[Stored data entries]
==================================================

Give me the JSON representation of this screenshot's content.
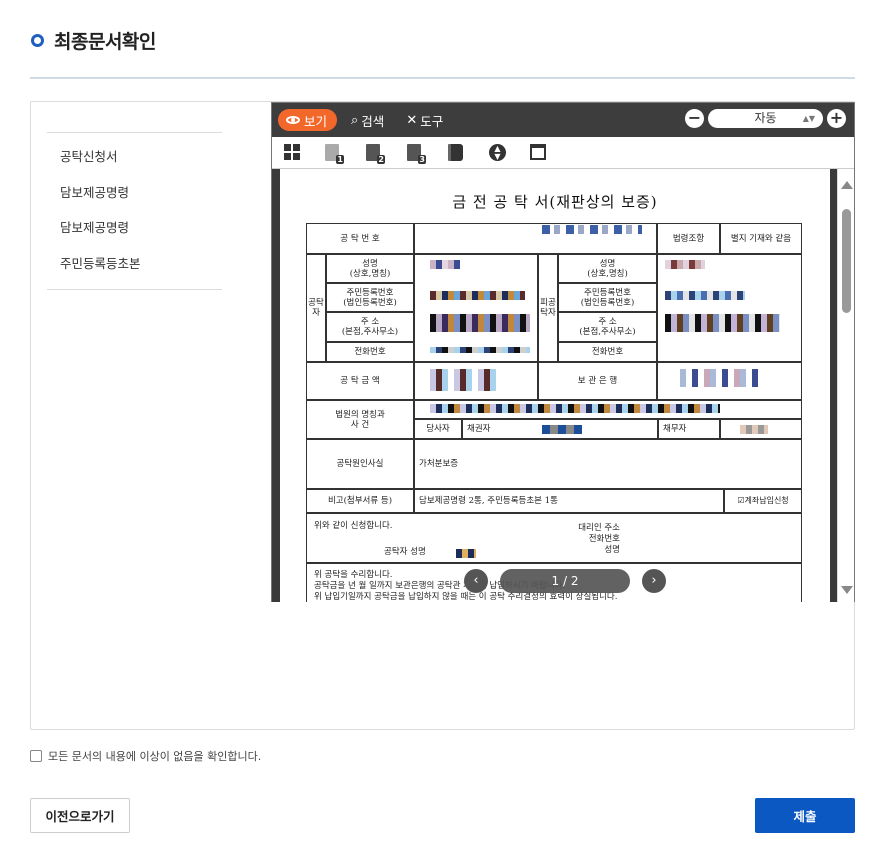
{
  "page": {
    "title": "최종문서확인",
    "accent": "#1e5fc0"
  },
  "documents": {
    "items": [
      {
        "label": "공탁신청서"
      },
      {
        "label": "담보제공명령"
      },
      {
        "label": "담보제공명령"
      },
      {
        "label": "주민등록등초본"
      }
    ]
  },
  "viewer": {
    "tabs": {
      "view": "보기",
      "search": "검색",
      "tools": "도구"
    },
    "zoom": {
      "value": "자동",
      "minus": "−",
      "plus": "+"
    },
    "pager": {
      "text": "1 / 2",
      "prev": "‹",
      "next": "›"
    },
    "toolbar_icons": [
      "grid-icon",
      "page-1-icon",
      "page-2-icon",
      "page-3-icon",
      "book-icon",
      "updown-icon",
      "presentation-icon"
    ],
    "accent": "#f2682a"
  },
  "document": {
    "title": "금 전 공 탁 서(재판상의 보증)",
    "cells": {
      "deposit_no": "공 탁 번 호",
      "law_clause": "법령조항",
      "law_note": "별지 기재와 같음",
      "depositor": "공탁자",
      "depositee": "피공탁자",
      "name": "성명\n(상호,명칭)",
      "reg_no": "주민등록번호\n(법인등록번호)",
      "address": "주 소\n(본점,주사무소)",
      "phone": "전화번호",
      "name2": "성명\n(상호,명칭)",
      "reg_no2": "주민등록번호\n(법인등록번호)",
      "address2": "주 소\n(본점,주사무소)",
      "phone2": "전화번호",
      "amount": "공 탁 금 액",
      "bank": "보 관 은 행",
      "court": "법원의 명칭과\n사 건",
      "party": "당사자",
      "creditor": "채권자",
      "debtor": "채무자",
      "cause": "공탁원인사실",
      "cause_value": "가처분보증",
      "remark": "비고(첨부서류 등)",
      "remark_value": "담보제공명령 2통, 주민등록등초본 1통",
      "account_check": "☑계좌납입신청",
      "apply_text": "위와 같이 신청합니다.",
      "agent_addr": "대리인 주소",
      "agent_phone": "전화번호",
      "agent_name": "성명",
      "depositor_sign": "공탁자 성명",
      "accept_line1": "위 공탁을 수리합니다.",
      "accept_line2": "공탁금을    년    월    일까지 보관은행의 공탁관 계좌에 납입하시기 바랍니다.",
      "accept_line3": "위 납입기일까지 공탁금을 납입하지 않을 때는 이 공탁 수리결정의 효력이 상실됩니다."
    }
  },
  "confirm": {
    "label": "모든 문서의 내용에 이상이 없음을 확인합니다."
  },
  "buttons": {
    "prev": "이전으로가기",
    "submit": "제출"
  }
}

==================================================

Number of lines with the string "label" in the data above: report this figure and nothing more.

5